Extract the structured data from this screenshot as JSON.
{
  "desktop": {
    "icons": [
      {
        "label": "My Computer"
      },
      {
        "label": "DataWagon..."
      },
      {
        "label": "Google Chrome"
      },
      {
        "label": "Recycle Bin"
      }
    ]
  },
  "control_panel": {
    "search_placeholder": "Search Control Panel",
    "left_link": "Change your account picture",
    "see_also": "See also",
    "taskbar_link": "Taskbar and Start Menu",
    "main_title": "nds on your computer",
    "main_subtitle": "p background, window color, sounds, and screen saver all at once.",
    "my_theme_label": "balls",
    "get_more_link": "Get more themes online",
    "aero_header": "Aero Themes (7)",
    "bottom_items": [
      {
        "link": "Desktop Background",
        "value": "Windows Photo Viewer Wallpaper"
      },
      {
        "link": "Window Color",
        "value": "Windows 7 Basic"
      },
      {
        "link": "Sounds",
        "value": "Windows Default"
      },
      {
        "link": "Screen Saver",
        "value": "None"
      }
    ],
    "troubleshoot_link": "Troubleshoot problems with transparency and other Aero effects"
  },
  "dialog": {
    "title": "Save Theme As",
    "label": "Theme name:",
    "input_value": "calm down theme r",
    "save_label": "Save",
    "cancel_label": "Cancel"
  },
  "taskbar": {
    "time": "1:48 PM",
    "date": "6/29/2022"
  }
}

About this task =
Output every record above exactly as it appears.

Task output =
Extract the structured data from this screenshot as JSON.
{
  "desktop": {
    "icons": [
      {
        "label": "My Computer"
      },
      {
        "label": "DataWagon..."
      },
      {
        "label": "Google Chrome"
      },
      {
        "label": "Recycle Bin"
      }
    ]
  },
  "control_panel": {
    "search_placeholder": "Search Control Panel",
    "left_link": "Change your account picture",
    "see_also": "See also",
    "taskbar_link": "Taskbar and Start Menu",
    "main_title": "nds on your computer",
    "main_subtitle": "p background, window color, sounds, and screen saver all at once.",
    "my_theme_label": "balls",
    "get_more_link": "Get more themes online",
    "aero_header": "Aero Themes (7)",
    "bottom_items": [
      {
        "link": "Desktop Background",
        "value": "Windows Photo Viewer Wallpaper"
      },
      {
        "link": "Window Color",
        "value": "Windows 7 Basic"
      },
      {
        "link": "Sounds",
        "value": "Windows Default"
      },
      {
        "link": "Screen Saver",
        "value": "None"
      }
    ],
    "troubleshoot_link": "Troubleshoot problems with transparency and other Aero effects"
  },
  "dialog": {
    "title": "Save Theme As",
    "label": "Theme name:",
    "input_value": "calm down theme r",
    "save_label": "Save",
    "cancel_label": "Cancel"
  },
  "taskbar": {
    "time": "1:48 PM",
    "date": "6/29/2022"
  }
}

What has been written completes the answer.